The world’s most beloved bespectacled wizard has finally been dethroned. MTV’s annual generational study, which focuses on the interests of teenagers ranging from the ages of 14-17, discovered that Katniss Everdeen, of The Hunger Games trilogy, has become a more influential role-model because of her “real-world” problems.
Specifically, kids are relating more to Katniss because she suffers from “economic turmoil, global political strife, and natural disasters,” issues that so many of the kids that read Suzanne Collins’ hit series also suffer from. This makes her infinitely more relatable as readers don’t have to battle the world’s darkest wizard on a daily basis like Harry does.
While it makes perfect sense that the issues Katniss faces makes her the more relatable of the two, the fact that the second installment of the movie franchise is set to release in November must be a factor in this cultural shift.
In fact, Harry Potter charges are painfully aware of the diminishing awareness of J.K. Rowling’s mega-hit series; even the new generations of readers seem to have little interest in the boy wizard. In an attempt to revitalize the brand in the US, Scholastic will be presenting new paperback covers for each Harry Potter novel. I sincerely hope this helps peak the interests of young readers.
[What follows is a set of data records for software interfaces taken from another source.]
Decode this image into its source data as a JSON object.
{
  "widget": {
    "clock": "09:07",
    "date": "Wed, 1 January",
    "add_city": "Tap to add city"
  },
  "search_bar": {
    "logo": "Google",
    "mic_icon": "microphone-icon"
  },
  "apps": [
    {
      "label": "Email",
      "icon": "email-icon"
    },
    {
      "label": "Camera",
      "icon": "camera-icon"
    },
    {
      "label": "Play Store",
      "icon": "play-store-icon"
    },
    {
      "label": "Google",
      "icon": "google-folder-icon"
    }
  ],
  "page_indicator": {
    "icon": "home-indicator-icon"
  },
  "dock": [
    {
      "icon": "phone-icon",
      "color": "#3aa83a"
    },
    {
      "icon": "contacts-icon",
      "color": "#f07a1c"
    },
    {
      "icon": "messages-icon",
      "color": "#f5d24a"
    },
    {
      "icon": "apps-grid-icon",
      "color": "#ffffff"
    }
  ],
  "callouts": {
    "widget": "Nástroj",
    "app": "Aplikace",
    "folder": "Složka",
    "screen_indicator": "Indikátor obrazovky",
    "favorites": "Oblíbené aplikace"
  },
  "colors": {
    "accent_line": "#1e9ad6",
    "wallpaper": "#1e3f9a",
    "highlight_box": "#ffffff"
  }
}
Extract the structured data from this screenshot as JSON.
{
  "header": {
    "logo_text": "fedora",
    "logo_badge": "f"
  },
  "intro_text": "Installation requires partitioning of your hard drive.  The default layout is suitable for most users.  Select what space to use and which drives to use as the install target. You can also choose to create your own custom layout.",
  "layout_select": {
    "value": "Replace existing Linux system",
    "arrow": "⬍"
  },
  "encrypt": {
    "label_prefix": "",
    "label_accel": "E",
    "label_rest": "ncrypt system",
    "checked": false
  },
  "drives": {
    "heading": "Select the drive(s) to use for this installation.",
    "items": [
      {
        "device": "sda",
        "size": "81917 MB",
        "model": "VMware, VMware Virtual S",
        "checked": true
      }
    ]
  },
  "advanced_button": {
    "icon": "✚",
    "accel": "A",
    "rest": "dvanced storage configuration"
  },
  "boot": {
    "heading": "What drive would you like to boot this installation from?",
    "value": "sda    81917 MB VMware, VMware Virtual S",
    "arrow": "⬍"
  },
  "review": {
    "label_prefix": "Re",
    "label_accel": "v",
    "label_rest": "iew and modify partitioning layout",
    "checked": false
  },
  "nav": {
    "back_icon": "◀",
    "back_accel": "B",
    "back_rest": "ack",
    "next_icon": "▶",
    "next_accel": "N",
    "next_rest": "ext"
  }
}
Harry Potter was a huge part of my childhood, and helped to turn me into the voracious reader I am today.
Check out the new Chamber of Secrets cover here, illustrated by Kazu Kibuishi.
Catching Fire will open in theaters this November, while Mockingjay will be released in two parts (a trend that actually began with the final Harry Potter movie, Harry Potter and the Deathly Hollows and was also utilized for the final Twilight movie) in November 2014 and 2015, respectively.